I’ve learned that no one will care about your career as much as you do.  It’s important to be proactive in managing your career and not let others define your successes or dictate your path.

What are the best ways to address gender stereotypes, especially in the workplace?

I believe it begins at the individual level. The first step in addressing stereotypes is identifying your own unconscious biases and then working to overcome them.  

Lauren Winchester, VP of Risk + Response [EMPLOYEE HEADSHOT] Lauren Winchester - VP of Risk + Response, Corvus Insurance

What advice would you give to women entering the field of cyber insurance?

Welcome to this wonderful, tight-knit, but rather small industry!  Remember to build bridges and form relationships with everyone you meet. You never know who you’ll be working with years from now.  Get connected to the even smaller community of women in our industry; we’re just starting to come together, realize our collective power, and we’re going to do awesome things!

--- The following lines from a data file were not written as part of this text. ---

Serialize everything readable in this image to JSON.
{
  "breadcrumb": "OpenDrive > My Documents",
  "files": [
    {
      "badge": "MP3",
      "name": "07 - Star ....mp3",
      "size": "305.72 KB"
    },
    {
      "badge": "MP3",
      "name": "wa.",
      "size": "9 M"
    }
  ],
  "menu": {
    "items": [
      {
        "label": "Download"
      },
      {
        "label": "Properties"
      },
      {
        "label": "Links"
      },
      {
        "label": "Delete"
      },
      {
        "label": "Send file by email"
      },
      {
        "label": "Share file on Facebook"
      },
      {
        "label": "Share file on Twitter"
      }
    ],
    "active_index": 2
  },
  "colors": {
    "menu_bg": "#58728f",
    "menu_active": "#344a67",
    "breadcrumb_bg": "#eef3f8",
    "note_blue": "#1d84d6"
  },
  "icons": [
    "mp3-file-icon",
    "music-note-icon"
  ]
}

What are things you’ve learned from other generations of women, both younger and older?

Older generations of women have taught me to empower other women I work with, and find ways for their voices to be heard, regardless of the role I’m in. You can really do this at any level within an organization. Younger generations of women have taught me to demand more of my employer. Older generations of women may say “any paid leave is great” or “at least there are some women leaders in the company now!” Let’s be loud when we say, no, that’s BS, do better. (And to be fair, plenty of women that are older than me will also call BS!).

Women are more likely to deal with “imposter syndrome.” How do you counteract that?

Conjure an image of a man who suffers from the exact opposite problem, and remember he would not hesitate to sit in your role and give his opinion, and you’ll instantly feel more confident that your contributions have value.

[EMPLOYEE HEADSHOT] Imani Palmer - Senior Data Scientist, Corvus InsuranceImani Palmer, Senior Data Scientist 

Did you face any challenges entering a primarily male-dominated field?

The main challenge I faced entering a primarily male-dominated field is the acceptance that I will always be alone. I am from a different culture and I have different viewpoints based on how I was raised in society. This makes conversations and building relationships in this field more difficult than I originally thought. I eventually adapted to this new world, but I have realized no one has adapted to who I am.

If you could tell your younger self anything, what would you say? 

I would tell myself that I am worth it. I am a power being that is worthy of all the good things coming her way. I should not stand in my own way.

Savanna Boyles, Senior Director of Claims [EMPLOYEE HEADSHOT] Savanna Boyles - Senior Director of Claims, Corvus Insurance

What are the best ways to address gender stereotypes, especially in the workplace?

I think having an engaged DEI initiative is a great step. From my experience, unconscious bias training is a really useful tool for opening the conversation about the myriad of ways that we might stereotype without even realizing or intending to. Encouraging allyship is also important — engaging allies to recognize and correct bias can really be a powerful tool for a company culture shift.

Did you face any challenges entering a primarily male-dominated field?

Yes. There will be men (and even some women) who will assume that you are less of an authority figure compared to the men in the room. There will be men who assume that the more administrative tasks are in your wheelhouse. For example, I vividly remember early in my career where a settlement agreement needed to be outlined by hand prior to being memorialized in a typed document. Out of a room full of men, I was nominated to write the notes because one of them was “sure I must have the best handwriting in the room." I can only assume the rationale was that aesthetic penmanship is more of a female trait.